I get this question a lot in my practice. Parents often work so hard to encourage their child to eat more out of fear that they aren’t taking in enough. It can be stressful when it seems like the amount your child eats is very different from the amount you think they need. Ellyn Satter has taught us that regardless of how hard we try to get our children to eat, in the end, it is their job to decide whether and how much to eat from what we provide.
Your logical next question is probably, “What happens if my child chooses not to eat (or chooses to eat very little of) what we provide?” Here are some things to keep in mind.
1. It is normal for a child’s intake to vary widely from one meal to the next and even one day to the next. Instead, we look at the overall average from day-to-day or week-to-week.
2. The only way to REALLY know if your child is eating enough is to track their growth chart. If your pediatrician and/or registered dietitian is not concerned about growth, then your child has proven that they can effectively listen to their hunger and fullness cues.
3. If your child is growing well but struggles with eating at certain meals, then practice the “KITCHEN IS CLOSED” approach. This means you should make sure they are hungry when coming to the table by limiting all food and caloric drinks (milk, juice, etc.) within 1-2 hours of the next meal.
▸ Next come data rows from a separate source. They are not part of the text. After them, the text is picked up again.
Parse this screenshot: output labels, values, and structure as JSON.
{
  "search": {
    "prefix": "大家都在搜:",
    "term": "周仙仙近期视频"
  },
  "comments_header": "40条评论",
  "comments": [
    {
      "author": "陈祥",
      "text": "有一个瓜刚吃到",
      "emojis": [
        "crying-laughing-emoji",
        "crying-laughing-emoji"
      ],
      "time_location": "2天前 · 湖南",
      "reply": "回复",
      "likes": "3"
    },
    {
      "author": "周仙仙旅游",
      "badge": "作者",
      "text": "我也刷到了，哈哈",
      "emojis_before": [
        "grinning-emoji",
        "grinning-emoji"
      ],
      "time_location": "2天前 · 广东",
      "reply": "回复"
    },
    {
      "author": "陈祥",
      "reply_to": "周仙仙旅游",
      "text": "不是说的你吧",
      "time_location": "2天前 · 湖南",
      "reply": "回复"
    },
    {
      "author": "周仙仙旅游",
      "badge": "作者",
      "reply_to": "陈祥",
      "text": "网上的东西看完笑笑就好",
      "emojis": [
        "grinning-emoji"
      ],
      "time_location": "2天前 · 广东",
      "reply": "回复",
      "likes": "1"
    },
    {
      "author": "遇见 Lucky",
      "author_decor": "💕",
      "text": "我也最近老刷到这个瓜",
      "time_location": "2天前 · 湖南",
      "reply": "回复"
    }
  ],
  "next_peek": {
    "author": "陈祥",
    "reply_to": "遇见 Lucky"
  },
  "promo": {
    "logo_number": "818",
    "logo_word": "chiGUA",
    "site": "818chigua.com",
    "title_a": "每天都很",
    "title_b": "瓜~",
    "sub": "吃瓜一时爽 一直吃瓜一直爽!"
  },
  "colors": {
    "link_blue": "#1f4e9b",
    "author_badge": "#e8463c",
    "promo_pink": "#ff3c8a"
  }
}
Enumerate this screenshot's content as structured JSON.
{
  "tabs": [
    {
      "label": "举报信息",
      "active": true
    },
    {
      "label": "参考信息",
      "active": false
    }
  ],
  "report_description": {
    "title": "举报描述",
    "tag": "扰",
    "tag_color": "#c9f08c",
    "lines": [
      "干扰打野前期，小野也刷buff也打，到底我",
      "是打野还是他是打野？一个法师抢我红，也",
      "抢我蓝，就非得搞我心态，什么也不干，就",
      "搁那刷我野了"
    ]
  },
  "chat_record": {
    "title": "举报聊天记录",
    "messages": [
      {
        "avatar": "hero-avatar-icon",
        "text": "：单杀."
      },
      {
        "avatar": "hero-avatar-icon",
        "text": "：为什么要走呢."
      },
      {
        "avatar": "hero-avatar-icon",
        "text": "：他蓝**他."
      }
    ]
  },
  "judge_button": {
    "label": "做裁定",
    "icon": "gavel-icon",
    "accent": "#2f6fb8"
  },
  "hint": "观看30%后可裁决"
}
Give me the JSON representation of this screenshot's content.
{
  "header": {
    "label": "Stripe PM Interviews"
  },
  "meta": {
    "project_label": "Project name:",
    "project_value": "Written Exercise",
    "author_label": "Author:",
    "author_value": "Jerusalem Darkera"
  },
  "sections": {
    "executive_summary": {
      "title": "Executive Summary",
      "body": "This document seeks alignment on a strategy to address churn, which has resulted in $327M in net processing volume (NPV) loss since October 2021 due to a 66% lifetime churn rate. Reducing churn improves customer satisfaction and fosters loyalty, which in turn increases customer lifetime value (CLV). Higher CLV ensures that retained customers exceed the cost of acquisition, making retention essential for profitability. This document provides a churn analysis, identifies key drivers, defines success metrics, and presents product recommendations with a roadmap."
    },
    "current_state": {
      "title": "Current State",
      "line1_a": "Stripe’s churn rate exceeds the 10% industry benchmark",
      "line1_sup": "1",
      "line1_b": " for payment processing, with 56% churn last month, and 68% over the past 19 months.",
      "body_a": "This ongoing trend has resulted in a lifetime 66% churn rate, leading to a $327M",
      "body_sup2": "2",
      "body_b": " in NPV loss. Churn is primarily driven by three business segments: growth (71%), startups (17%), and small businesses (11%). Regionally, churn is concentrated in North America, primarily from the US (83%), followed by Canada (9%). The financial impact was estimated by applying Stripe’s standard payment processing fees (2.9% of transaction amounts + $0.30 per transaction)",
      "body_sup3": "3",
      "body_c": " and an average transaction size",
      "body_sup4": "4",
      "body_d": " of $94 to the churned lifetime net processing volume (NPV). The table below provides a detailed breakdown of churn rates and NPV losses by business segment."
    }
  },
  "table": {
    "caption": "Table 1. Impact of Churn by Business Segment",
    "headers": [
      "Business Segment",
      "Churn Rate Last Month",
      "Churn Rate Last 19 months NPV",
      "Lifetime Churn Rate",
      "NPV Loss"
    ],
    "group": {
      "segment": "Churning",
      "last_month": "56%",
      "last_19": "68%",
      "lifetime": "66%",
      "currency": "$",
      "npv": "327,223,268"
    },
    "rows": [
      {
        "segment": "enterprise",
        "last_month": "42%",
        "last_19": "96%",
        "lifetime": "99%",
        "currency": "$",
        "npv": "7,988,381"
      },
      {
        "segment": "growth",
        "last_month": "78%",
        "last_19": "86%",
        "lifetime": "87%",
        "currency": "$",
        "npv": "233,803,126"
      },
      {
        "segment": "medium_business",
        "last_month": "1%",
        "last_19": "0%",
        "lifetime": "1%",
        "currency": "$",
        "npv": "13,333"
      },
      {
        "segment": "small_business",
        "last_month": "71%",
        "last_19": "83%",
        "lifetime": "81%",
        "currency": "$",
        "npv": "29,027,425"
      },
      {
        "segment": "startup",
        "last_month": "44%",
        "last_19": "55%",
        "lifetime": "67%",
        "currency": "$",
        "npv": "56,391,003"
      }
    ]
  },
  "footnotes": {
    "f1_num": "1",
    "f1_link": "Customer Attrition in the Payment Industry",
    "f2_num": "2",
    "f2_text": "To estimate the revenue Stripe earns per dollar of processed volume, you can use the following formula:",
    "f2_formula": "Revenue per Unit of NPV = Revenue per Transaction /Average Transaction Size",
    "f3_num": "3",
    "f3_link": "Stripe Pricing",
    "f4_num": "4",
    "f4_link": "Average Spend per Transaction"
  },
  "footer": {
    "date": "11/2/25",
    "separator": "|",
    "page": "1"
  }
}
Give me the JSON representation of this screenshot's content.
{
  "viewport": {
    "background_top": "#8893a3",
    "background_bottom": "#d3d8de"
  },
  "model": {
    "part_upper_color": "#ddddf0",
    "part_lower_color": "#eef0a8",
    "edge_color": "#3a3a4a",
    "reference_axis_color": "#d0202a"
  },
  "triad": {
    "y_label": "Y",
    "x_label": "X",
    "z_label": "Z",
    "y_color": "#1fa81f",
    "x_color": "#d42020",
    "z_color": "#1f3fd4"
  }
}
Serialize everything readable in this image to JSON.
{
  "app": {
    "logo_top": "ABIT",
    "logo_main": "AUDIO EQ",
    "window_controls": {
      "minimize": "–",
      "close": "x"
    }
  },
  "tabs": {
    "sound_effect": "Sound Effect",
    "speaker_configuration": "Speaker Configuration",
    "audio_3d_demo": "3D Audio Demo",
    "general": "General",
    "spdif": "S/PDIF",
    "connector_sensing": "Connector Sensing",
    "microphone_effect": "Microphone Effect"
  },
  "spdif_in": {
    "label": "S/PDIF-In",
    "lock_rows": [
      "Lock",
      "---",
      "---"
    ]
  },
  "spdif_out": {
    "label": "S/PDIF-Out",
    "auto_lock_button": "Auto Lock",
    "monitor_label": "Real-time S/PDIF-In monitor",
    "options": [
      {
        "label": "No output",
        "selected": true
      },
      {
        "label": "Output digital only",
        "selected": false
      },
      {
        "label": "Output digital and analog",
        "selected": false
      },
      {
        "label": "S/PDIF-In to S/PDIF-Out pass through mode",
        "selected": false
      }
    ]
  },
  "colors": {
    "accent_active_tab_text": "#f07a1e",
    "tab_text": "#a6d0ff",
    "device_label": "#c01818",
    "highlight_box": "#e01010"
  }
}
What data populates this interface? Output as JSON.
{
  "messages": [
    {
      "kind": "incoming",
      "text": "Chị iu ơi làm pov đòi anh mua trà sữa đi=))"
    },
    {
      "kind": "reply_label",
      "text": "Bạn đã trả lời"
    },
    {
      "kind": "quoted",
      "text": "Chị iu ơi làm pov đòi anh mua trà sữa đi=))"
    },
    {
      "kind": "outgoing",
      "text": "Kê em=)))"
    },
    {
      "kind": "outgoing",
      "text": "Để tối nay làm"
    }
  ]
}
If you still have concerns about your child’s eating after reading this blog post, please reach out to me to set up an individual appointment!